Finding the quickest way out with Squid Escape

Over the last two weeks I have been traveling and haven't installed many new games on my iPhone. Bored about the usual suspects, one of the ones that has kept me entertained is the first foray in the App Store of Canadian indie developer Anonymality. And not only entertained, this is one of those simple casual games that without being absolutely brilliant, can keep you hooked for hours. 

Squid Escape [iTunes Link] is a physics-based vertical jumping game where you help a tiny squid called Sticky  to find the exit at the top of its 80 different levels. Clinging to rotating gears thanks to your sticky tentacles and hopping from platform to platform will be the only way to reach your goal—getting to the exit as fast as you can. 

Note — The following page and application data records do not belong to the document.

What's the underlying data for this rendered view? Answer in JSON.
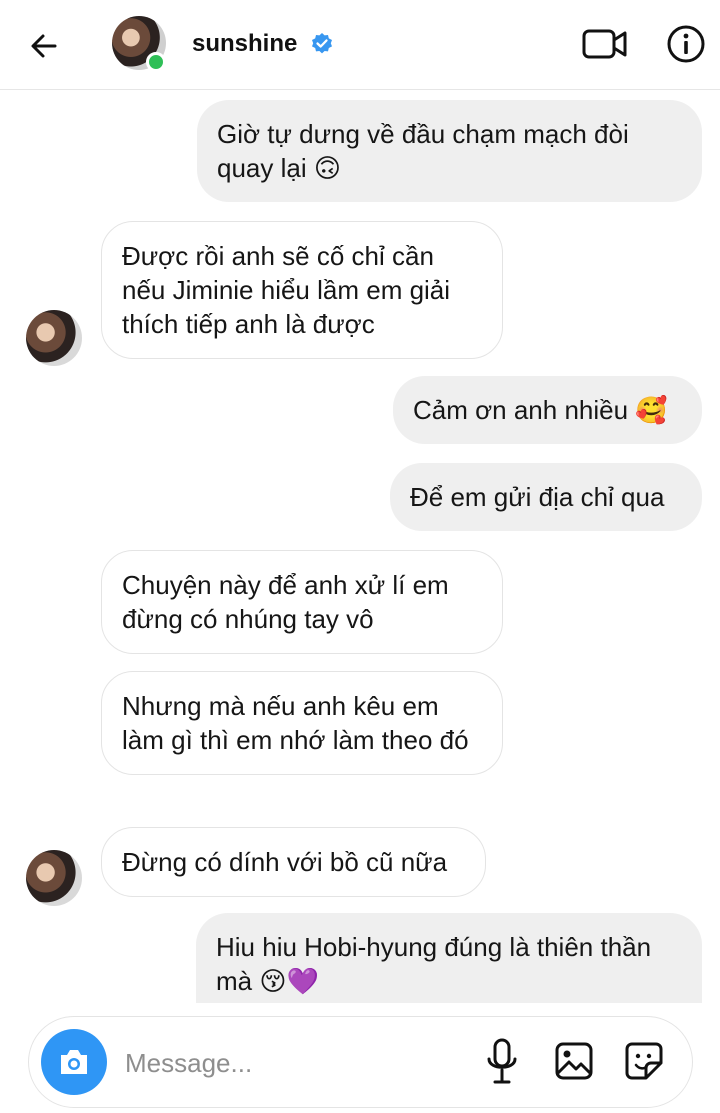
{
  "header": {
    "name": "sunshine",
    "verified": true,
    "icons": [
      "back-arrow-icon",
      "verified-badge-icon",
      "video-call-icon",
      "info-icon"
    ],
    "online_color": "#2fbf57",
    "verified_color": "#3897f0"
  },
  "messages": [
    {
      "direction": "outgoing",
      "text": "Giờ tự dưng về đầu chạm mạch đòi quay lại 🙃"
    },
    {
      "direction": "incoming",
      "text": "Được rồi anh sẽ cố chỉ cần nếu Jiminie hiểu lầm em giải thích tiếp anh là được"
    },
    {
      "direction": "outgoing",
      "text": "Cảm ơn anh nhiều 🥰"
    },
    {
      "direction": "outgoing",
      "text": "Để em gửi địa chỉ qua"
    },
    {
      "direction": "incoming",
      "text": "Chuyện này để anh xử lí em đừng có nhúng tay vô"
    },
    {
      "direction": "incoming",
      "text": "Nhưng mà nếu anh kêu em làm gì thì em nhớ làm theo đó"
    },
    {
      "direction": "incoming",
      "text": "Đừng có dính với bồ cũ nữa"
    },
    {
      "direction": "outgoing",
      "text": "Hiu hiu Hobi-hyung đúng là thiên thần mà 😚💜"
    }
  ],
  "composer": {
    "placeholder": "Message...",
    "icons": [
      "camera-icon",
      "microphone-icon",
      "gallery-icon",
      "sticker-icon"
    ],
    "camera_color": "#2f96f5"
  }
}
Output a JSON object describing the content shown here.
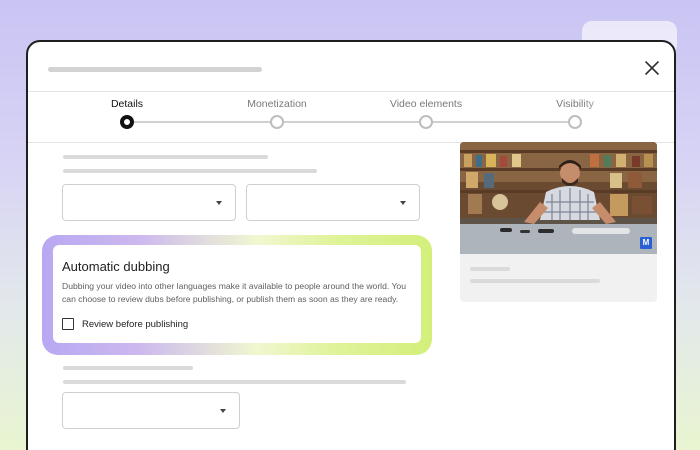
{
  "dialog": {
    "close_icon": "close-icon"
  },
  "stepper": {
    "steps": [
      {
        "label": "Details",
        "state": "active"
      },
      {
        "label": "Monetization",
        "state": "pending"
      },
      {
        "label": "Video elements",
        "state": "pending"
      },
      {
        "label": "Visibility",
        "state": "pending"
      }
    ]
  },
  "dubbing": {
    "title": "Automatic dubbing",
    "description": "Dubbing your video into other languages make it available to people around the world. You can choose to review dubs before publishing, or publish them as soon as they are ready.",
    "checkbox_label": "Review before publishing",
    "checked": false
  },
  "preview": {
    "badge_text": "M",
    "badge_color": "#2b5fd6"
  },
  "colors": {
    "glow_start": "#b8a8f2",
    "glow_end": "#d3ef7a"
  }
}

The game controls are as simple as tapping on the screen to jump and wait for the spinning platforms to be aligned perfectly to progress upwards. Unlike similar platforming games that play with gravitational forces such as The Iconfactory's Astronut, Squid Escape uses real world physics. This means that your main enemy will be gravity itself as you try to reach the top of the level—something closer to Doodle Jump.  

While the game design isn't very original, the developer has put some effort to make the game challenging enough and suitable for all ages. Finishing a level with a top score requires a combination of perfect timing and planning to find the fastest route to get to the exit. In earlier levels you'll learn the basics of jumping and as you progress, the levels will increase its difficulty tweaking rotating speeds and introducing dangerous obstacles to avoid.

In the graphics department, everything seems correct—it's suited for Retina Display devices—perhaps with the only downside that the sticky squid is quite small and it feels a bit too heavy for its tiny size. There's also a good effort making every level unique introducing different themes and new layouts in levels that would otherwise feel too similar to each other. The environments range from a nautical setting with rotating compasses, a canned food factory, a restaurant with evil cutlery and a kitchen with hot hobs.

Probably the most addictive part of Squid Escape is the difficulty to get a high score on the first attempt and the badly timed jumps that can happen too often. There's nothing more traumatic that falling down to the bottom of the level for been a bit too careless! I'd love to see some tilt implementation to at least direct the fall and hang onto something, since you can't move the squid when you fall free. 

For a first app, Anonymality has done more than decent job with a game that is incredibly easy to pick up and can get you hooked pretty easily. I love the vertical design that works so well in some iOS games and this is one of those. If I could improve the gameplay in any way it would be adding a "ghost" mode where you try to beat your highest score and compete against your best time. There is a lite version to try before you buy, so there's no excuse not to give it a shot if you are into casual platforming games.